Optical video recording technology was invented by David Paul Gregg and James Russell as early as 1958. Their patents were purchased by the Music Corporation of America (MCA) in 1968, and by 1969, the reflective videodisc that was to become the Laserdisc was developed by Philips. MC and Philips had a working model of the video disc by 1972. LaserDisc was introduced in 1978, two years after the VHS, and predated the CD by four years. The brand, known as MCA DiscoVision, was later purchased by Pioneer and marketed as LaserVision and LaserDisc.
While originally developed in North America, it was pushed into the background by the VHS/Betamax wars that were occurring in the market at the time, and catered to a niche market. Philips produced players, while MCA produced the discs themselves. However, the partnership was dissolved in a few years, and some of the scientists working on the LaserDisc project formed the Optical Disc Corporation.
One of the early adopters was the Museum of Science and Industry in Chicago, which used the LaserDisc to allow visitors to search for any of the front pages of the Chicago Tribune newspaper.
This was also an early example of public access or open access to electronically stored information, which is a commonplace today in libraries. Sony introduced a LaserDisc format in 1984 that
allowed it to store as much information as
DVD-ROMs do today, almost two decades before. One of the first movies to come out on LaserDisc was Jaws in 1978.
In the consumer market, LaserDisc was far more expensive than the VHS and Betamax formats,
and only was popular among niche markets such as videophiles. However, markets such as Japan and Southeast Asia (including the Philippines) had a greater adoption rate of the LaserDisc. While the prices were still high (about USD 100 in Hong Kong during the 1990s), the LaserDisc was a popular format for rentals in the region. The introduction of CDs and DVDs quickly made the LaserDisc obsolete. However, many LaserDisc titles are now considered collector’s items, such as Song of the South, which can fetch hundreds of dollars online.
LaserDiscs had applications in computers, music, gaming and video editing, as the high-definition format for the time allowed it to have use for music videos.

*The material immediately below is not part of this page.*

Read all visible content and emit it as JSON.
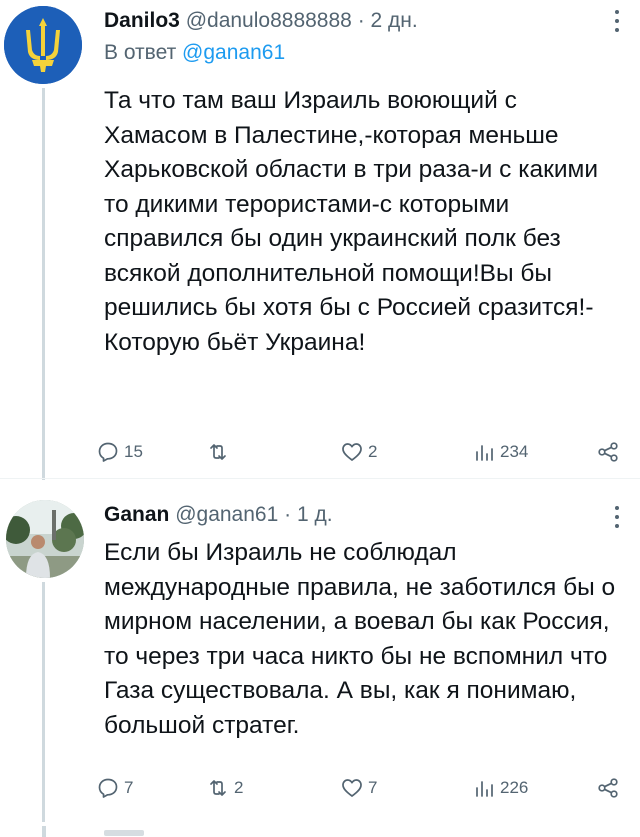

Some corporations that made extensive
use of the LaserDisc include the British Broadcasting Corporation (BBC), which used it for the Domesday Project in 1986. Apple also developed a scripting language for LaserDiscs, but it was generally for educational and commercial use.
Some games that were primarily on LaserDisc were 1983’s Dragon’s Lair, arguably one of the most famous arcade games released on LaserDisc. The Pioneer LaserActive was one of the only game consoles that used the LaserDisc format. It was released in 1993 at a retail price of USD 970, making it one of the most expensive game consoles in history.
As late as 1999, the LaserDisc format was still popular as almost 10 percent of Japanese households had them, and about two percent of American households owned one as well. By 2001, LaserDisc players were discontinued in favor of the DVD format, although it still remains popular in Japan to this day. With the exception of the BBC, the format did not penetrate European markets as much.
The LaserDisc format helped pioneer DVD and Blu-ray formats that are in wide use today, and
brought high-definition into households for the very first time. Like most technologies that appealed to niche markets, it was ahead of its time. Those who got their hands on LaserDisc and LaserDisc players early on, got a glimpse of the future.
Also published in GADGETS MAGAZINE July 2017 Issue
Words by Jose Alvarez